If you practice hatha yoga or other restorative forms of yoga, there is a high probability that you have never tried Chaturanga. But it is a very common asana for anyone practicing flow yoga. For someone practicing the Ashtanga Primary Yoga Series, you could typically do a Chaturanga about 60 times in a single session. Therefore it becomes imperative to understand the Chaturanga alignment. It is a weight bearing exercise and practicing it with the wrong alignment over and over again would increase the chances of injury. In the long run you could end up with an impingement syndrome, a rotator cuff injury, elbow tendonitis etc. So instead of just pushing yourself to somehow do a Chaturanga, the aim should be to getting the alignment right even if it means that you are practicing a simpler modified version of Chaturanga. Chaturanga demands strength and most of us want to conquer the pose with muscle strength and will power.
For me as a beginner all the information was overwhelming. What was the point of doing an asana that would lead to injury? My initial reaction was to remove it completely from my regular practice. On second thought though learning more about it and adopting safe practices became a focal point. I had never put too much thought into alignment, but the fear of injury through Chaturanga kick stated my journey to understand the integration and alignment in yoga. Here is quick digest of all a beginner would need to know about Chaturanga.
First of all, what does Chaturanga really mean? Unlike most of other asanas that are better known by their english names, Chaturanga Dandasana the world over is always referred to by its Sanskrit name. It is basically a Four Limbed Staff Pose or Low Plank. Thus one should really look like a staff/stick in the final position.
Chatur – meaning “four”
Anga – meaning “limb”
Danda – meaning “staff”
Asana – meaning “pose”
Benefits: To stay motivated, I educated myself on the benefits first
- Strengthens arm, shoulder and leg muscles and flexibility. These were definitely areas that I had to work on.
- Develops core stability
- Prepares body for inversions and challenging arm balances – until I stated Ashtanga I never thought I would attempt arm balances.
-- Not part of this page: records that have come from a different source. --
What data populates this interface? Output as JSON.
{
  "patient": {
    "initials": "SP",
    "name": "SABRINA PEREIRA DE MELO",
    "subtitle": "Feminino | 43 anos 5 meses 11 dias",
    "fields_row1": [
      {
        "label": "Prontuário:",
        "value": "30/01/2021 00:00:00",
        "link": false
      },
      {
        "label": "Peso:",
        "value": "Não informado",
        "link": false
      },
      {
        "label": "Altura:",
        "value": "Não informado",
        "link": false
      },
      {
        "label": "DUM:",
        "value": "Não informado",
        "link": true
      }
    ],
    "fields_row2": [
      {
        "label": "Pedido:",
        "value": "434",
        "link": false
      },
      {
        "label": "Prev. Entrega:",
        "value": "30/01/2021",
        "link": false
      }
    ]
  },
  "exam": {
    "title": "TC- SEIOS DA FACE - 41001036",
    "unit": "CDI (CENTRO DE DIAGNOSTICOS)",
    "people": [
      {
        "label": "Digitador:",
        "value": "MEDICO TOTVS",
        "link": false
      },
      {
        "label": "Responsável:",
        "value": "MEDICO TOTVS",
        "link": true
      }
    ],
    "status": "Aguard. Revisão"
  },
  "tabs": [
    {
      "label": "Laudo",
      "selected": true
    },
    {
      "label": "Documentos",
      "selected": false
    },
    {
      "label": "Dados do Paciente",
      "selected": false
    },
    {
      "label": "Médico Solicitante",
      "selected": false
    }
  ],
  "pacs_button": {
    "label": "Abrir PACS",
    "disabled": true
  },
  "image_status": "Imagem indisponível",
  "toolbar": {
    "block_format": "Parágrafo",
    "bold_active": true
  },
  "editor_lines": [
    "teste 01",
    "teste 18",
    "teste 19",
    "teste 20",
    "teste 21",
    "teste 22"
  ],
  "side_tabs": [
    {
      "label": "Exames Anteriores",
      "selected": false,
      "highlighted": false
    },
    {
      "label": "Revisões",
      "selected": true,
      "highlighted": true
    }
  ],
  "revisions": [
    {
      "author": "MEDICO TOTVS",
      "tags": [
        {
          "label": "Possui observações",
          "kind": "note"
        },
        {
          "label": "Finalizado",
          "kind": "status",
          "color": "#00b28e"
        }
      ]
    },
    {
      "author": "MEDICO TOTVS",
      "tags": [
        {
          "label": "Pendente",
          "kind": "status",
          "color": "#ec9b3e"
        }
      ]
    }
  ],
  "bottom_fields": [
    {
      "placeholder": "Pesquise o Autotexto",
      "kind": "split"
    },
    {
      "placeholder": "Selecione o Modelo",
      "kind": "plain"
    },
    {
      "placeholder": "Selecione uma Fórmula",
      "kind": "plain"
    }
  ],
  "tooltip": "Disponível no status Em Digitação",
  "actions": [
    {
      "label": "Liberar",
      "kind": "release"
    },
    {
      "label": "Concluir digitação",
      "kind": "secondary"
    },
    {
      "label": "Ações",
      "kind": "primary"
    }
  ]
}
Even headstands really require arm and core strength, and Chaturanga is a starting point that prepares your body for other challenges.
- Begin in a high plank, with shoulders, elbows and wrists stacked over each other in a straight line
- As you exhale slowly lower the body to a few inches above the floor.
- Keep your back flat, lift your chest, keep shoulders in line with the elbows. Elbows stacked just above the wrists.
- Keep on engaging the abdominal and leg muscles.
Coming out of the pose:
- Just lower your body back on the mat and rest
- Experienced students can raise themselves up to a high plank again
- Those practicing sun salutations could just press forward into an upward facing dog
- Shoulders should not drop below the height of the elbows
- Elbows are stacked directly above the wrists.
- Keep the elbows tucked alongside the body, reaching toward the heels and do not let them wing to the sides
- The upper arm and forearm should create a perfect right angle
- Do not use sheer strength to stay in the pose. This will overuse the front muscles of the body. Utilize the back muscles of the body with equal effort as the front
Dristi: On the nose with the face pointing forwards
Breathing: You would usually perform the asana on an exhalation. In the Surya Namaskar A series one jumps into a Chaturanga on the fourth count, and in Surya Namaskar B, it is performed on the fourth, eighth and twelfth counts. If you are practicing the asana without a vinyasa, you would usually get into a Chaturanga from a high plank on an exhalation. Usual practice is to hold the asana for 30 seconds with continuous breathing (ujjayi breathing). One could also lift oneself up from the floor into a Chaturanga, though working against gravity could be more challenging.
Modifications/Variations: Always work with modifications if your body is not ready to support the alignment discussed above. Even after years of practice, modifications should be adopted on days when your body is not up for the challenge.
- From a high plank, bring the knees down first. Then lower the torso to hover an inch above the floor. This is Half Chaturanga. If Half Chaturanga is difficult just focus on Ashtanga Namaskar (Knees- Chest-Chin Pose) until one has built enough strength for a Half Chaturanga.
- Have a yoga belt strapped around the upper body to avoid flaring of the elbows
- Have a block or bolster to land on. This will ensure that you have perfect alignment until the time you can hold yourself up without any support.
- Carpal tunnel syndrome
Tusita (200HR YTT April-June 2017)